July 18th, 2012

Python code snippet - creating enums in python

There's a ton of "enum" implementations for python, using named tuples, or a special class, or other things. I wanted something that looked as much as possible as an integer, but it was easy to create new instances using a symbolic name, have it print out (repr format) with that name, but otherwise be treated like any other integer.

Here's my implementation, which uses the "type" function to create a new type, inherited from "int", with all the functionality one would expect of a decently-functional enumerated type

import inspect
def enum ( name, print_str_as_name=False, **kwargs ):
	def strfn ( self ):
			return self._rev_mapping[self.real]
		except KeyError:
			return str(int(self))
	def reprfn ( self ):
			return "%s.%s" % ( name, self._rev_mapping[self.real] )
		except KeyError:
			return "%s(%d)" % ( name, int(self) )
	revmapping = dict ( [ (v,k) for (k,v) in kwargs.iteritems() ] )
	newenum = type ( name, (int,), dict ( _mapping=kwargs, _rev_mapping=revmapping, _as_name=strfn, __repr__=reprfn ) )
	# We want instances of this type to appear to be created in the caller of this function, so
	# we get the calling frame's module name, and stick it on to our new type
		frame = inspect.currentframe()
		newenum.__module__ = frame.f_back.f_globals['__name__']
		del frame
	if print_str_as_name:
		newenum.__str__ = strfn
	for k, v in kwargs.iteritems ():
		setattr ( newenum, k, newenum(v) )
	return newenum

And Here's some example usage:

>>> Status = enum ( "Status", waiting=0, running=1, complete=2 )
>>> s = Status.running
>>> type(s)
<class '__main__.Status'>
>>> s
>>> print "Status is", s
Status is 1
>>> print "Status is", s._as_name()
Status is running
>>> print "Status: %r" % s
Status: Status.running
>>> s == Status.running
>>> s == 1
>>> s == Status.complete
>>> int(s)

Turning an integer back into the enum type is easy.

>>> s = Status(2)
>>> s

If you would rather the "str" representation to show the name, rather than the integer, create the enum as follows. Note that this may break applications that expects to have the "str" turn out as an integer. Eg: web frameworks.

>>> Status = enum ( "Status", print_str_as_name=True, waiting=0, running=1, complete=2 )
>>> s = Status.running
>>> print "Status is", s
Status is running

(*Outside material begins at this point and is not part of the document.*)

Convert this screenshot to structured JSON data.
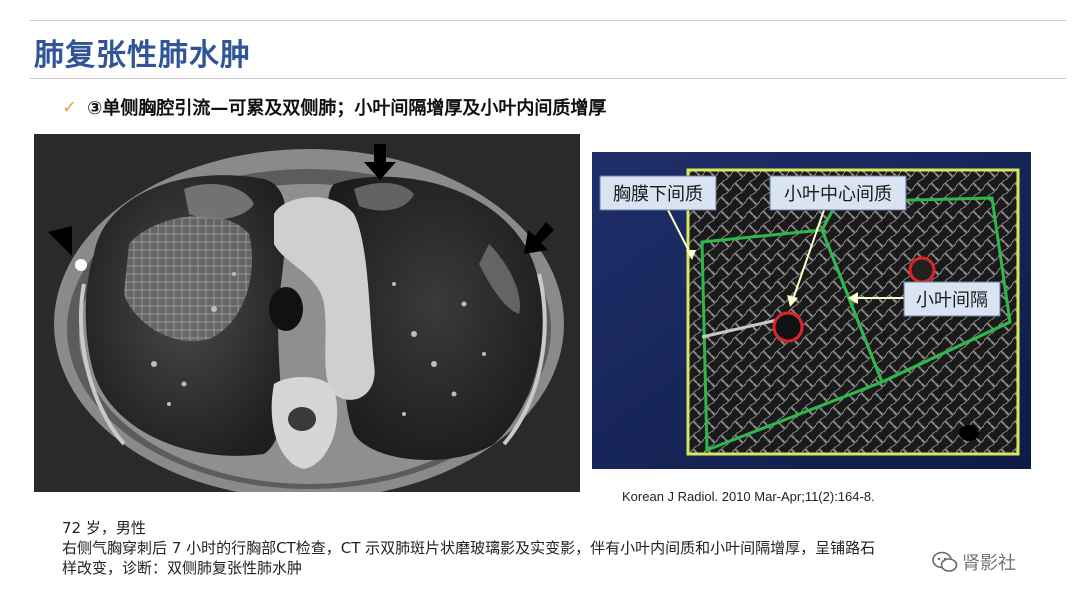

And it pickles efficiently, since all instances of the enum are really references to the pre-constructed enum instances, which themselves are integers. There's a one-time overhead for the enum (about 60 bytes), then a smaller one-time overhead for each unique value of the enum that's pickled (about 20 bytes), then just 4 bytes for each object (same as a bare int).

>>> s1 = Status.waiting
>>> s2 = Status.running
>>> s3 = Status.complete
>>> pickle.dumps ( (s1,) )
>>> pickle.dumps ( (s1,s2,s3,s1,s2,s3,s1,s2,s3) )

Edit: added frame introspection, so object pickling will work correctly. Note that any enum type must be declared outside of any class definition, which is a restriction on the pickling process.